The worst thing about Mother’s death, caused by face cancer that rotted her cheek right off, was the amount of money I paid the hospital to watch her die, mainly because I wasn’t even there to see it happen. But this isn’t about the money or Mother’s death; it’s these things that revolve around it.
At the reception, a teenage boy was struck by a car. The driver was an old man who had, having seen Mother’s yellow casket, realized he should hurry to the buffet because it might be his last supper. The boy didn’t die right away. He was alive and screaming for the old man to move the car until the car’s weight cracked his ribs and smashed his lungs, but the old man could not hear, and the procession of geriatric mourners all had their hearing aids off, so the boy was slowly, agonizingly, suffocated by the right rear tire—a Goodyear.
Once the old man parked, he stepped out of the car and hobbled toward the entrance. He saw the boy’s remains and said, My God who could have done such a thing to a young boy.
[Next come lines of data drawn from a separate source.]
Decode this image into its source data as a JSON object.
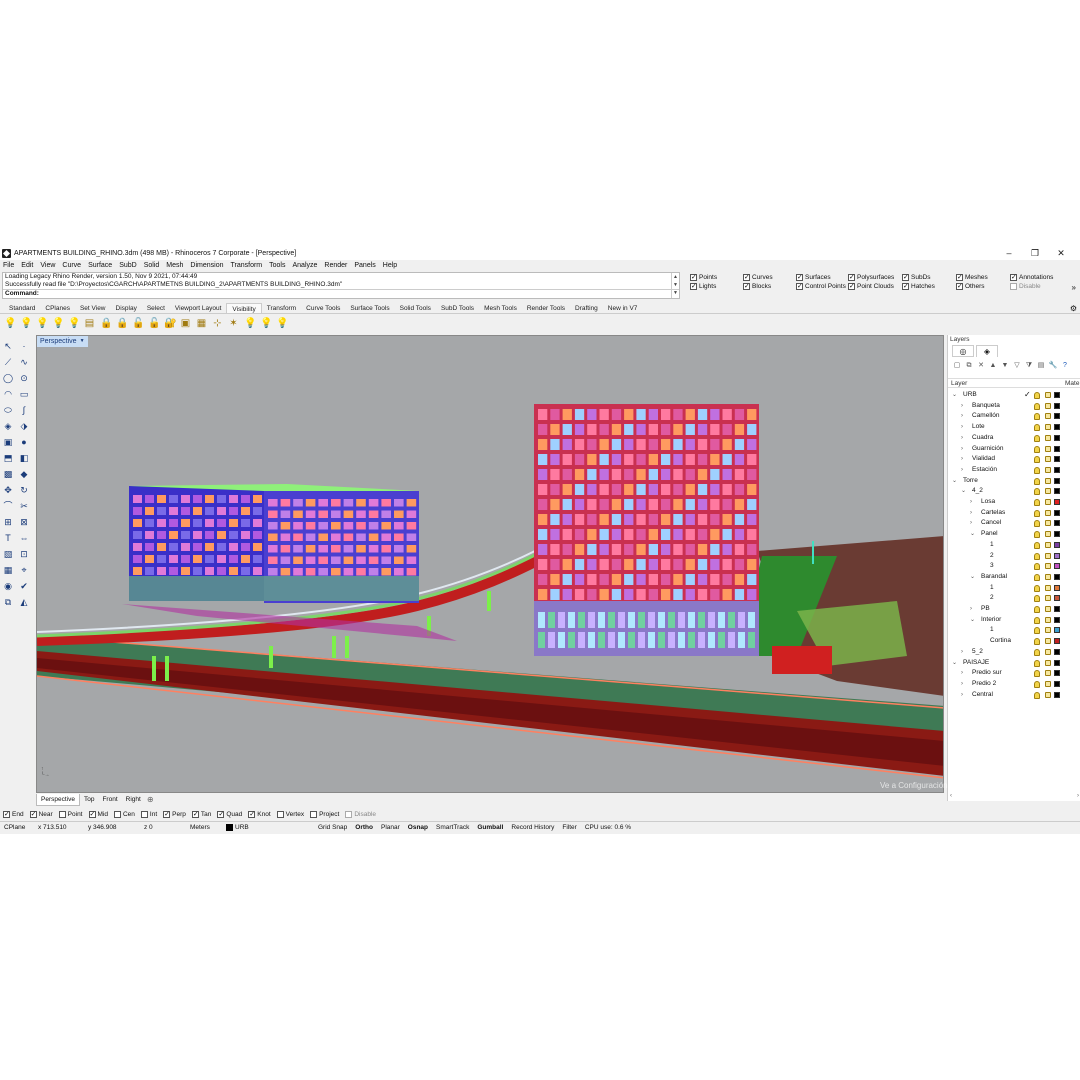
{
  "window": {
    "title": "APARTMENTS BUILDING_RHINO.3dm (498 MB) - Rhinoceros 7 Corporate - [Perspective]",
    "controls": [
      "–",
      "❐",
      "✕"
    ]
  },
  "menu": [
    "File",
    "Edit",
    "View",
    "Curve",
    "Surface",
    "SubD",
    "Solid",
    "Mesh",
    "Dimension",
    "Transform",
    "Tools",
    "Analyze",
    "Render",
    "Panels",
    "Help"
  ],
  "command": {
    "history": [
      "Loading Legacy Rhino Render, version 1.50, Nov  9 2021, 07:44:49",
      "Successfully read file \"D:\\Proyectos\\CGARCH\\APARTMETNS BUILDING_2\\APARTMENTS BUILDING_RHINO.3dm\""
    ],
    "prompt": "Command:",
    "value": ""
  },
  "filters": [
    {
      "label": "Points",
      "checked": true
    },
    {
      "label": "Lights",
      "checked": true
    },
    {
      "label": "Curves",
      "checked": true
    },
    {
      "label": "Blocks",
      "checked": true
    },
    {
      "label": "Surfaces",
      "checked": true
    },
    {
      "label": "Control Points",
      "checked": true
    },
    {
      "label": "Polysurfaces",
      "checked": true
    },
    {
      "label": "Point Clouds",
      "checked": true
    },
    {
      "label": "SubDs",
      "checked": true
    },
    {
      "label": "Hatches",
      "checked": true
    },
    {
      "label": "Meshes",
      "checked": true
    },
    {
      "label": "Others",
      "checked": true
    },
    {
      "label": "Annotations",
      "checked": true
    },
    {
      "label": "Disable",
      "checked": false,
      "disabled": true
    }
  ],
  "toolbar_tabs": [
    "Standard",
    "CPlanes",
    "Set View",
    "Display",
    "Select",
    "Viewport Layout",
    "Visibility",
    "Transform",
    "Curve Tools",
    "Surface Tools",
    "Solid Tools",
    "SubD Tools",
    "Mesh Tools",
    "Render Tools",
    "Drafting",
    "New in V7"
  ],
  "active_toolbar_tab": "Visibility",
  "viewport": {
    "label": "Perspective",
    "background": "#a5a7a9"
  },
  "viewport_tabs": [
    "Perspective",
    "Top",
    "Front",
    "Right"
  ],
  "active_viewport_tab": "Perspective",
  "osnaps": [
    {
      "label": "End",
      "checked": true
    },
    {
      "label": "Near",
      "checked": true
    },
    {
      "label": "Point",
      "checked": false
    },
    {
      "label": "Mid",
      "checked": true
    },
    {
      "label": "Cen",
      "checked": false
    },
    {
      "label": "Int",
      "checked": false
    },
    {
      "label": "Perp",
      "checked": true
    },
    {
      "label": "Tan",
      "checked": true
    },
    {
      "label": "Quad",
      "checked": true
    },
    {
      "label": "Knot",
      "checked": true
    },
    {
      "label": "Vertex",
      "checked": false
    },
    {
      "label": "Project",
      "checked": false
    },
    {
      "label": "Disable",
      "checked": false,
      "disabled": true
    }
  ],
  "status": {
    "cplane": "CPlane",
    "x": "x 713.510",
    "y": "y 346.908",
    "z": "z 0",
    "units": "Meters",
    "layer": "URB",
    "grid_snap": "Grid Snap",
    "ortho": "Ortho",
    "planar": "Planar",
    "osnap": "Osnap",
    "smarttrack": "SmartTrack",
    "gumball": "Gumball",
    "record_history": "Record History",
    "filter": "Filter",
    "cpu": "CPU use: 0.6 %"
  },
  "layers_panel": {
    "title": "Layers",
    "col_layer": "Layer",
    "col_material": "Mate",
    "rows": [
      {
        "name": "URB",
        "depth": 0,
        "expanded": true,
        "current": true,
        "color": "#000000"
      },
      {
        "name": "Banqueta",
        "depth": 1,
        "expanded": false,
        "color": "#000000"
      },
      {
        "name": "Camellón",
        "depth": 1,
        "expanded": false,
        "color": "#000000"
      },
      {
        "name": "Lote",
        "depth": 1,
        "expanded": false,
        "color": "#000000"
      },
      {
        "name": "Cuadra",
        "depth": 1,
        "expanded": false,
        "color": "#000000"
      },
      {
        "name": "Guarnición",
        "depth": 1,
        "expanded": false,
        "color": "#000000"
      },
      {
        "name": "Vialidad",
        "depth": 1,
        "expanded": false,
        "color": "#000000"
      },
      {
        "name": "Estación",
        "depth": 1,
        "expanded": false,
        "color": "#000000"
      },
      {
        "name": "Torre",
        "depth": 0,
        "expanded": true,
        "color": "#000000"
      },
      {
        "name": "4_2",
        "depth": 1,
        "expanded": true,
        "color": "#000000"
      },
      {
        "name": "Losa",
        "depth": 2,
        "expanded": false,
        "color": "#e02020"
      },
      {
        "name": "Cartelas",
        "depth": 2,
        "expanded": false,
        "color": "#000000"
      },
      {
        "name": "Cancel",
        "depth": 2,
        "expanded": false,
        "color": "#000000"
      },
      {
        "name": "Panel",
        "depth": 2,
        "expanded": true,
        "color": "#000000"
      },
      {
        "name": "1",
        "depth": 3,
        "color": "#7a3fa0"
      },
      {
        "name": "2",
        "depth": 3,
        "color": "#a070c8"
      },
      {
        "name": "3",
        "depth": 3,
        "color": "#c050c0"
      },
      {
        "name": "Barandal",
        "depth": 2,
        "expanded": true,
        "color": "#000000"
      },
      {
        "name": "1",
        "depth": 3,
        "color": "#e07a3a"
      },
      {
        "name": "2",
        "depth": 3,
        "color": "#c8583a"
      },
      {
        "name": "PB",
        "depth": 2,
        "expanded": false,
        "color": "#000000"
      },
      {
        "name": "Interior",
        "depth": 2,
        "expanded": true,
        "color": "#000000"
      },
      {
        "name": "1",
        "depth": 3,
        "color": "#3aa0d0"
      },
      {
        "name": "Cortina",
        "depth": 3,
        "color": "#c02020"
      },
      {
        "name": "5_2",
        "depth": 1,
        "expanded": false,
        "color": "#000000"
      },
      {
        "name": "PAISAJE",
        "depth": 0,
        "expanded": true,
        "color": "#000000"
      },
      {
        "name": "Predio sur",
        "depth": 1,
        "expanded": false,
        "color": "#000000"
      },
      {
        "name": "Predio 2",
        "depth": 1,
        "expanded": false,
        "color": "#000000"
      },
      {
        "name": "Central",
        "depth": 1,
        "expanded": false,
        "color": "#000000"
      }
    ]
  },
  "watermark": "Ve a Configuración para activar Windows."
}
The blond hair and blood-stained teeth, bright red like strawberry syrup, likely made the old man’s stomach churn with hunger and sickness over the death of the boy, and he remembered he too would soon be buried.
So he sidewindered into the reception, held at the Banana Springs clubhouse because Mother enjoyed drinking banana daiquiris there, and called the hospital. He then ate a banana split and headed to the toilet where he died. No one knows for certain how he died. All that is known is a man in a black suit said he heard choking sounds, and the pulpy remnants of a banana were found on the old dead man’s shiny black shoes.
I never saw the dead man or the dead boy, and I never saw my dead mother on the day of her funeral. She was in a closed casket because there was not enough make-up in the country to cover the crater on the side of her face. I wondered if the mortician attempted to place large items in the hole, a stapler, a wallet, but not his genitals. Not because they wouldn’t be large. Though, I’m not convinced a man with large genitals would choose to be a mortician. Perhaps men with large genitals are drawn to occupations where one is required to work with the dead and mourning, exempli gratia, pornography. Forgive me if you consider that living. I don’t watch the stuff, though I am aware of it.
But that matters less than the death of the Pastor, and not one of the aforementioned deaths, including Mother’s, make a clear difference to the whole story on its own.